His many records include a 1968 LP Live the Highlife (Melodisc MLPAS 12-140).[9] Tribute to the late J. K. Randle / Eko Akete (Lagos Akete) / Adura Fun Awon Aboyun (Prayer for the Pregnant Women) / Ibikunle Alakija /Iwalewa (Your Manner is Your Beauty) / Ore Otito O Si (There's no true friend) / Mo b'eru Aiye (I fear the humanity) / Ile Aiye Ile Asan (Life is vanity upon vanity) / Agboola Odunekan / Olabisi Arobieke /Akambi Balogun.

  • MLP 12-134 Great African Highlife Music Vol 2 Various Artists - includes

Ayinde Bakare – Iwa Lewa/ Adura Fun Awon Aboyun / Se Botimo / The Late J.K. Randle

Singles
  • Melodisc: 1406 The Late J.K. Randle/Ibikunle Alakija
    • 1431 Iwa Lewa/J.O. Majekodunmi
    • 1446 Se Botimo/S. Ola Shogbola
    • 1465 Tafawa Balewa/Public Interest
    • 1467 Adura Fun Awon Aboyun/Fagbayi Contractor
    • 1492 Kamila Mustapha/Asewo Erori
    • 1588 Eko Dara Eko Ndun / Rt. Hon. Dr. Azikiwe

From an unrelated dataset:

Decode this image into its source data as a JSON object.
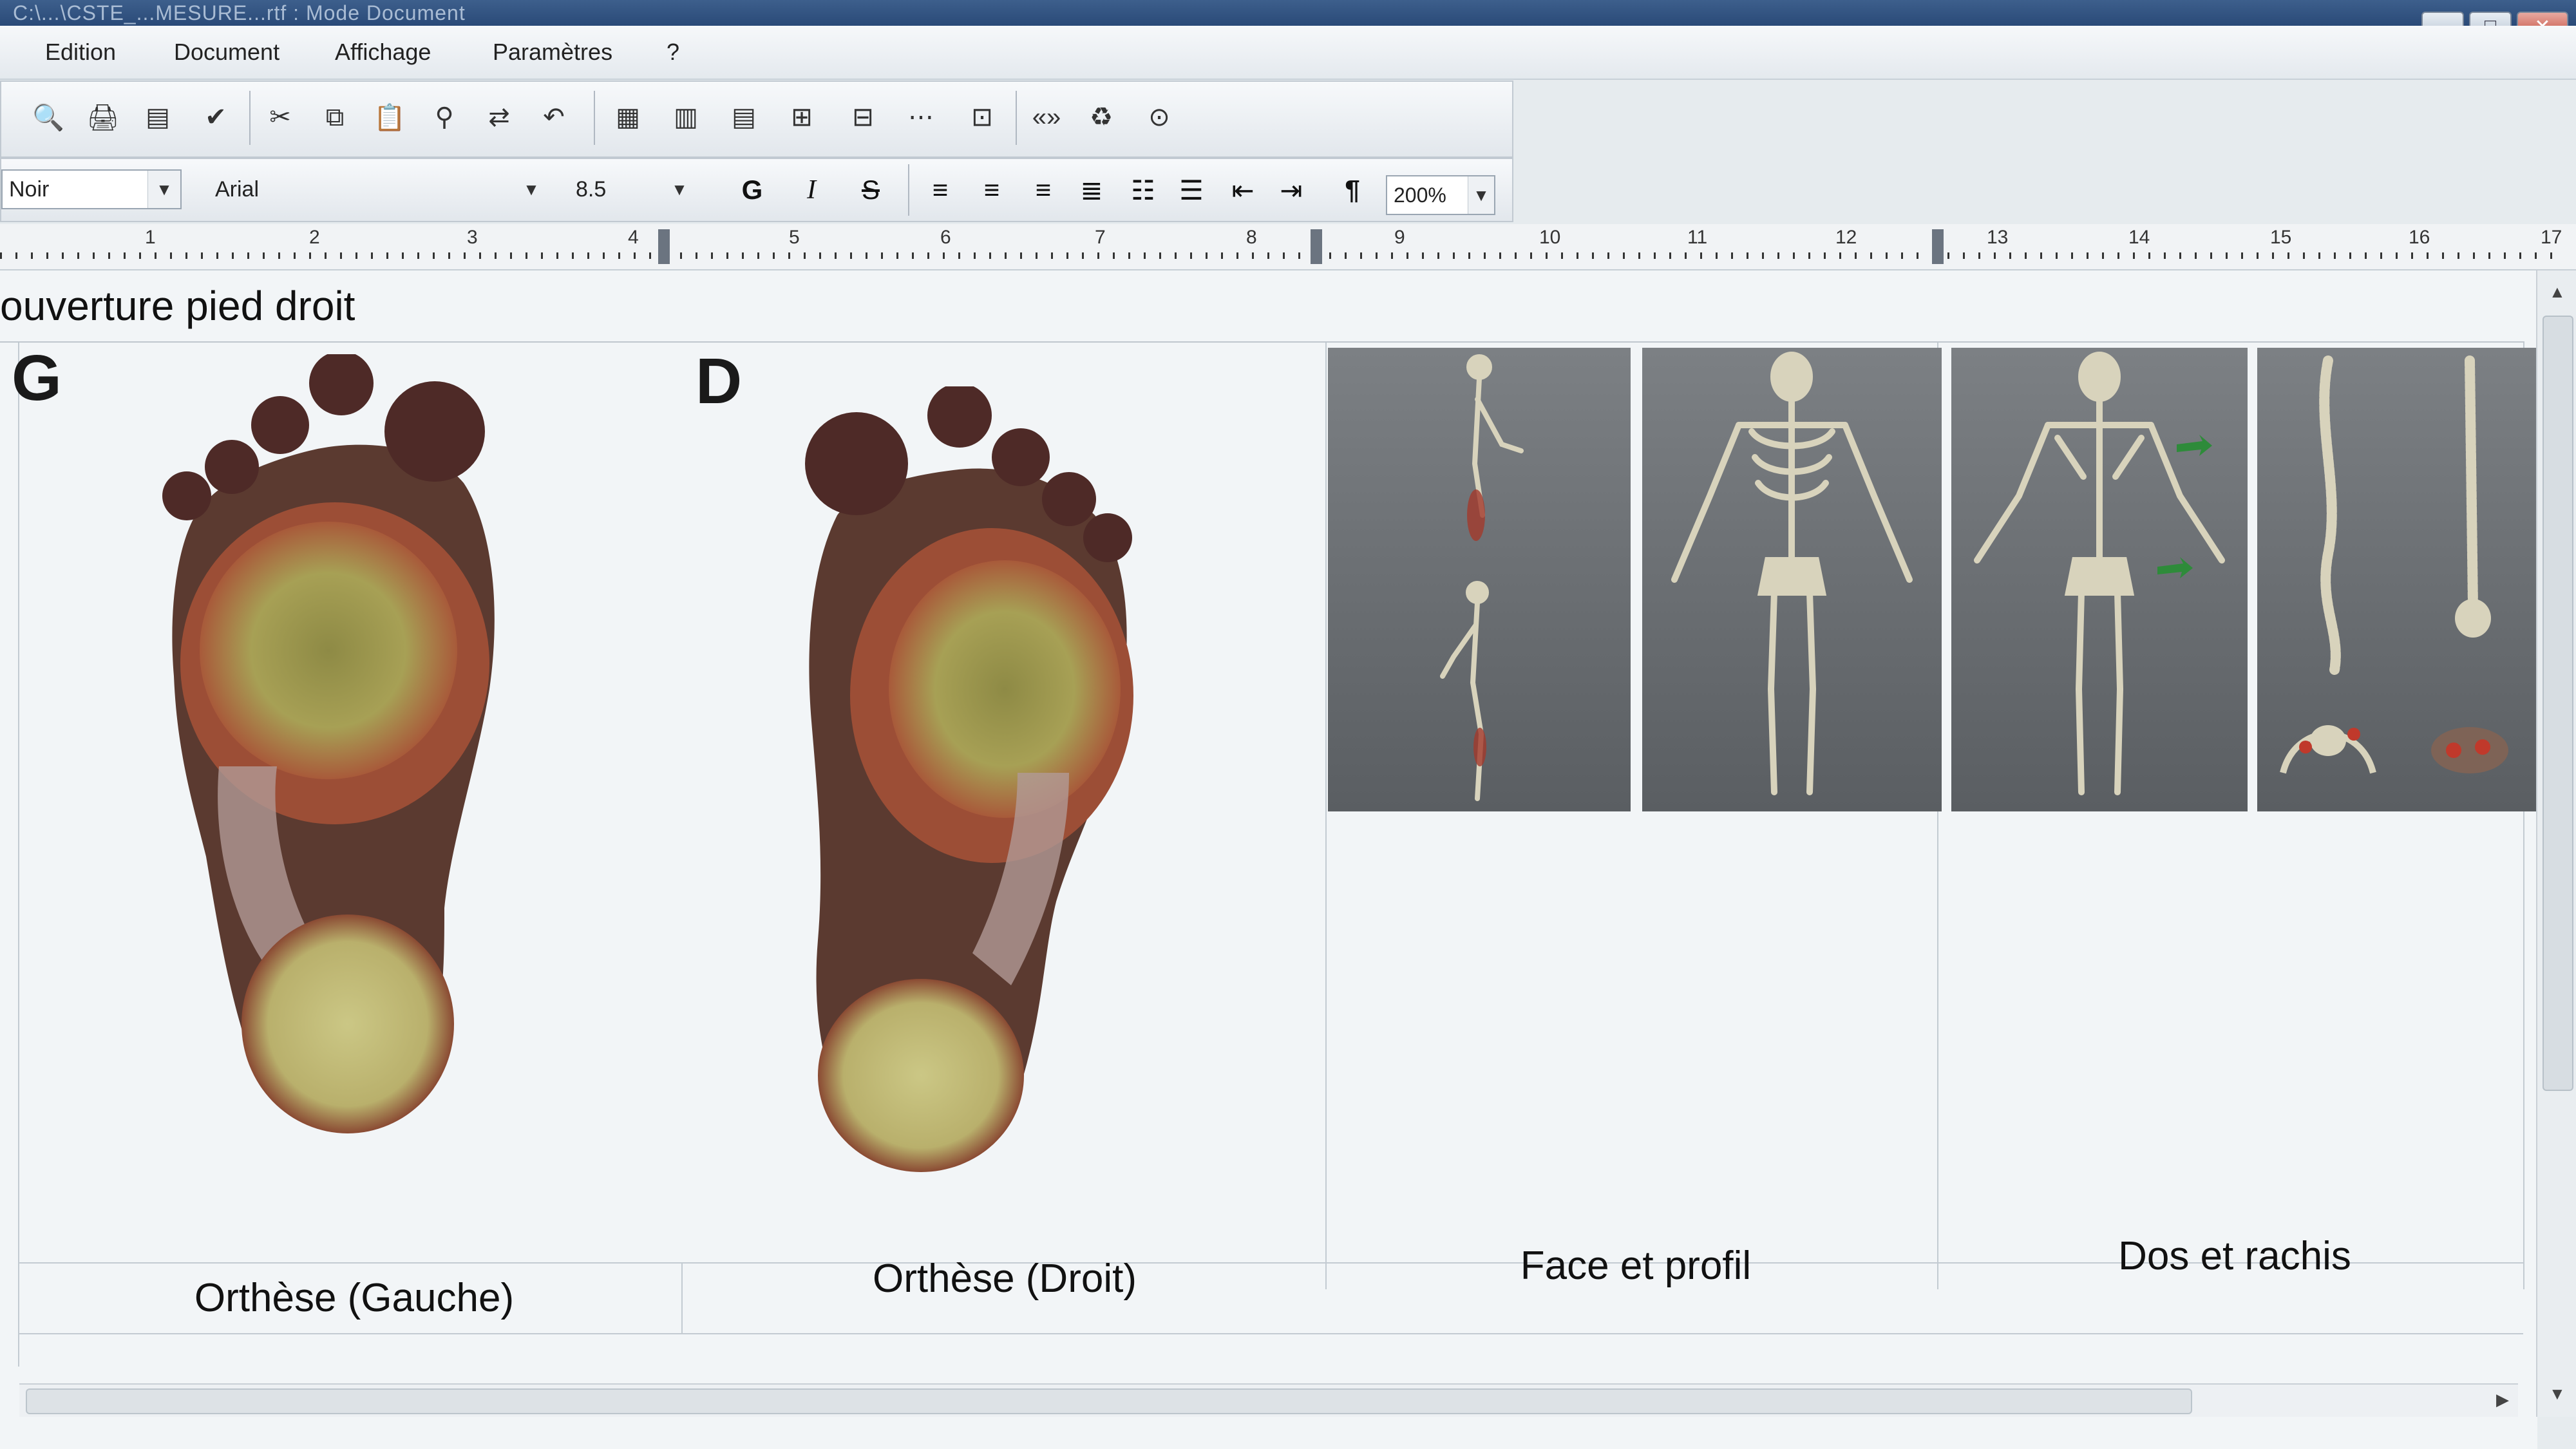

References[edit]

  1. ^ a b "Ayinde Bakare, Can He Make it Again". Spear Magazine. Lagos: Daily Times. November 1967. 
  2. ^ a b c Waterman, Christopher Alan (1990). Juju: A Social History and Ethnography of an African Popular Music. Chicago Studies in Ethnomusicology. University of Chicago Press. pp. 83–84. ISBN 0226874656. 
  3. ^ a b Waterman, Christopher A. (1993). Stephen Blum; Philip Vilas Bohlman; Daniel M. Neuman, eds. Juju History. Ethnomusicology and Modern Music History. University of Illinois Press. pp. 55–62. ISBN 0252063430. 
  4. ^ The Concise Garland Encyclopedia of World Music, Volume 1. Routledge. 2013. ISBN 1136095705. 
  5. ^ Shepherd, John (2003). Continuum Encyclopedia of Popular Music of the World:Performance and Production, Volume 11. Continuum. p. 288. ISBN 0826463223. 
  6. ^ A Glossary of Musical Styles: Jùjú, University of Minnesota's Musical Ethnography of the Twin Cities project
  7. ^ a b Idonije, Benson (14 November 2012). "Tribute to 'Mr. Juju,' Ayinde Bakare". The Guardian, Nigeria. Retrieved 7 September 2013. [permanent dead link]
  8. ^ a b Famoroti, Francis (5 August 2013). "How juju maestro, Ayinde Bakare was killed". National Mirror. Retrieved 7 September 2013. 
  9. ^ a b "Highlife Piccadilly: African Music on 45 rpm records in the UK, 1954-1981". Musical Traditions Web Services. 2002. Retrieved 7 September 2013. 
  10. ^ Ayinde Bakare at Discogs.com. Retrieved 7 September 2013